The 32-page booklets that GN used to advertise Glacier as recently as 1949 have, less than a decade later, been replaced by this three-panel brochure, the equivalent of six pages. (Or perhaps there was also a 32-page booklet in 1958 that I don’t have in my collection–but I doubt it.)
The brochure offered one-, two-, three-, five-, and ten-day tours including all meals, lodging, and transportation in the park. The one-day tours spent a night at either the Glacier Park Hotel or Lake McDonald Hotel then a bus tour over Going-to-the-Sun Highway. With three meals and a cruise on Lake McDonald it cost about $30 per person double occupancy (about $200 today). The best daily rate was a ten-day tour with three nights at Glacier, three at Many Glacier, two at Prince of Wales, and two at Lake McDonald. Including thirty meals, three lake cruises, and five bus rides the total cost was about $187 per person double occupancy (about $1,200 today).
The brochure also gives basic hotel rates. All four hotels–Glacier, McDonald, Many Glacier, and Prince of Wales–cost $10 per night for one person, $16 for two, and $21 for three (multiply by 6.5 to convert to today’s money), with “deluxe rooms” being $3.50 more per person per night (though it doesn’t say what makes them deluxe). Breakfast, lunch, and dinner at any of the hotels cost $1.75, $2.00, and $4.25, respectively, or $8 total (about $50 today).
Rates at the Swiftcurrent and Rising Sun motels were $12 per night for one person, and an additional dollar per person per night for more than one. This meant the motels were more expensive than the hotels for one, less for more than one. Cabins with “light housekeeping and centrally located showers” were even less.

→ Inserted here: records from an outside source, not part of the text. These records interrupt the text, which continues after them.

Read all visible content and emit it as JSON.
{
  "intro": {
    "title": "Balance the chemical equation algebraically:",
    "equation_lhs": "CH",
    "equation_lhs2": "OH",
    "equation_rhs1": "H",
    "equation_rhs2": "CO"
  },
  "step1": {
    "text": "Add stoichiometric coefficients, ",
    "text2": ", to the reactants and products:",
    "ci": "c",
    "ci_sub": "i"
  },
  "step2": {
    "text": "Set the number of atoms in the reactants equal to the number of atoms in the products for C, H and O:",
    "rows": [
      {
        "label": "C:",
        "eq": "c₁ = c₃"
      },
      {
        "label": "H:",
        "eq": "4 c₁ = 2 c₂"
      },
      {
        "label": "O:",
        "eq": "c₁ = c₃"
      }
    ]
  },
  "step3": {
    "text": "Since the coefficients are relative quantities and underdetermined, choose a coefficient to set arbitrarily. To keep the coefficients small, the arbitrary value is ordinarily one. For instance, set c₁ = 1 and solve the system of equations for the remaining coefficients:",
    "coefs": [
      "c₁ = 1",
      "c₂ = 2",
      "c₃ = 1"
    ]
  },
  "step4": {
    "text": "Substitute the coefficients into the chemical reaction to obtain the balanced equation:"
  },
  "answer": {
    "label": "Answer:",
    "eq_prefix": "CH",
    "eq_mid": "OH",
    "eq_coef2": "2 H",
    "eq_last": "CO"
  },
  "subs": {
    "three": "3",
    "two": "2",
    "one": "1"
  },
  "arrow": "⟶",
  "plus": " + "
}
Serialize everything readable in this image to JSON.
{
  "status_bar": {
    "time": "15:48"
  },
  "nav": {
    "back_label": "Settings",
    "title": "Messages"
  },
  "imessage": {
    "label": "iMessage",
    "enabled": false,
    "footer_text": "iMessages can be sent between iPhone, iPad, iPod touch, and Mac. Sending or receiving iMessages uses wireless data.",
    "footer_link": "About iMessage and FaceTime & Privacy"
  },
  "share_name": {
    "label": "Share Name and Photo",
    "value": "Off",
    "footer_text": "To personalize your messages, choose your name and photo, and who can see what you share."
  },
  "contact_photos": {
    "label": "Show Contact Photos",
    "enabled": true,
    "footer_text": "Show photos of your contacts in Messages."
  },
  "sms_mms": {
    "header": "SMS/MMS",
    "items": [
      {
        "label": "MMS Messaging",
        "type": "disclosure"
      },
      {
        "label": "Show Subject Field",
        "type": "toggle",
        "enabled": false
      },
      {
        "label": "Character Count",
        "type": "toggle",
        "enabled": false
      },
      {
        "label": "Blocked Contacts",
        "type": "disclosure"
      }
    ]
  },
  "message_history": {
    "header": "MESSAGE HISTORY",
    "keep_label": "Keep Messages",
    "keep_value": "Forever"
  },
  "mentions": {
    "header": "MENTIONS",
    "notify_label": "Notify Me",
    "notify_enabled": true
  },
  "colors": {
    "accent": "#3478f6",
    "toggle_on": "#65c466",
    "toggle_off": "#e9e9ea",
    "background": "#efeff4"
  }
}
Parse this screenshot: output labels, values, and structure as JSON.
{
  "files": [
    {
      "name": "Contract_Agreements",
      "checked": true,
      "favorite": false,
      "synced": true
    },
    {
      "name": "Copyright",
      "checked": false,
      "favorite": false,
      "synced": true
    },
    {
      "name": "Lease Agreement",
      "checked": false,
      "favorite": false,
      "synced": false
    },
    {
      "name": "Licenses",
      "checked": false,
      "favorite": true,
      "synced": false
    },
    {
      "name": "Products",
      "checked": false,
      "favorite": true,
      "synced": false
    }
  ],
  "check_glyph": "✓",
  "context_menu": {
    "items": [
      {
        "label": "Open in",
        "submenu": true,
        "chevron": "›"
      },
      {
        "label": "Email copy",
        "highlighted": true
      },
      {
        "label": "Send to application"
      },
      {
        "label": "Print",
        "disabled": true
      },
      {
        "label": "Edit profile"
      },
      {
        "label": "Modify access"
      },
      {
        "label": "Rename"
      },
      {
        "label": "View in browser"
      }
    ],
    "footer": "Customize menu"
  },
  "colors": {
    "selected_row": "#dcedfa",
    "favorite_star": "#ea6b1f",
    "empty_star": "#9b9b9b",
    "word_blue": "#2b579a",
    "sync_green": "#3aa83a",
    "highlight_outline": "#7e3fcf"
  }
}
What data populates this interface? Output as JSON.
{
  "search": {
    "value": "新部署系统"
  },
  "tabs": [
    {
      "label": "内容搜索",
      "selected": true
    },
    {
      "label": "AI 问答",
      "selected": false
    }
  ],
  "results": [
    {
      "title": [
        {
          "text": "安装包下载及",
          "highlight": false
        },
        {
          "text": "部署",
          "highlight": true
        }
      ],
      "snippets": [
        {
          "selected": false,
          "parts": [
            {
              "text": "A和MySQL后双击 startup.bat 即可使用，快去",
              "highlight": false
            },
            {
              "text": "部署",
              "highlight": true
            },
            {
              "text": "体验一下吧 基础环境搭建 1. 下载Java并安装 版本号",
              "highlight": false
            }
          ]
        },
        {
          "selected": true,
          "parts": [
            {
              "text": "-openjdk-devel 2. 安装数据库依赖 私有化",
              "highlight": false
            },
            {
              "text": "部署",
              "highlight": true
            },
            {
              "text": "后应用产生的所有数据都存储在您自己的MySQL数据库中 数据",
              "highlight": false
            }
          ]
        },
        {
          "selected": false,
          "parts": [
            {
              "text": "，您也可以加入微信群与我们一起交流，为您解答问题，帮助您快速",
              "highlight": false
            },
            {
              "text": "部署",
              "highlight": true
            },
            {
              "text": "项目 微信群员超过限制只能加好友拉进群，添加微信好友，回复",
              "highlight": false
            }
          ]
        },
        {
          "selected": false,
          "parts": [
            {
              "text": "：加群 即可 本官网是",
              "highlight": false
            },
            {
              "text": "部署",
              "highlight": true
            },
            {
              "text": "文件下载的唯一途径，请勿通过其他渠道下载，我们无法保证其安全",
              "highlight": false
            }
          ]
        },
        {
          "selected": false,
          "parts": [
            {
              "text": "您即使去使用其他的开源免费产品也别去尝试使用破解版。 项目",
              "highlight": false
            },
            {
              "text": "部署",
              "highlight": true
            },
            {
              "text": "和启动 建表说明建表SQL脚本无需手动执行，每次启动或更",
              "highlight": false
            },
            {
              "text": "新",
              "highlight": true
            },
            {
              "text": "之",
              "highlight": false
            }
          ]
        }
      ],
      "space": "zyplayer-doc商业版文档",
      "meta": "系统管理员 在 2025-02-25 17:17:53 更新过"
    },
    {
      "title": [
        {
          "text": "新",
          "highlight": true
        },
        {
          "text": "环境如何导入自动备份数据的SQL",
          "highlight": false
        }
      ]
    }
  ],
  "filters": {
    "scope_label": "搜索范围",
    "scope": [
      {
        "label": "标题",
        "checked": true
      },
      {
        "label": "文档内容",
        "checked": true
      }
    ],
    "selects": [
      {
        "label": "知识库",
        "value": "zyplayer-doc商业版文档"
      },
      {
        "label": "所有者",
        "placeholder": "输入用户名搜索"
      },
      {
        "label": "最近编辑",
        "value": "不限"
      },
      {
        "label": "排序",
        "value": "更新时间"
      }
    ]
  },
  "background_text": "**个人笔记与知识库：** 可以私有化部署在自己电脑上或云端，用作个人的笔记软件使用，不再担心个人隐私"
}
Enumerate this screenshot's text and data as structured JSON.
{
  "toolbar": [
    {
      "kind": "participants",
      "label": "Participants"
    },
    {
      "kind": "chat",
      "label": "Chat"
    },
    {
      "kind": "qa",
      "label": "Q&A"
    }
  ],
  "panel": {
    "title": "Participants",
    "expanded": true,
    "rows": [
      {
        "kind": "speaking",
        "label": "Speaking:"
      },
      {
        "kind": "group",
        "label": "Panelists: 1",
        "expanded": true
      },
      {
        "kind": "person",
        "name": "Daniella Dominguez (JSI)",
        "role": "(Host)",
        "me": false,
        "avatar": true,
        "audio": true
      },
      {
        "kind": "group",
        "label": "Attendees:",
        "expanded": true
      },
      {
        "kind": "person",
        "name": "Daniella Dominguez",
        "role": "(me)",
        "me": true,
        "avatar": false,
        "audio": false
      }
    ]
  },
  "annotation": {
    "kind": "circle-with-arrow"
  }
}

Although this brochure was issued by the Glacier Park Company, which it says was owned by the Great Northern Railway, this is not a particularly rail-centric brochure. It notes that people can get to Glacier by auto on “new, modern U.S. Highways,” on the Western Star, by Northwest Orient Airlines to Kalispell or Western Airlines to Cut Bank, or by Greyhound bus to West or East Glacier.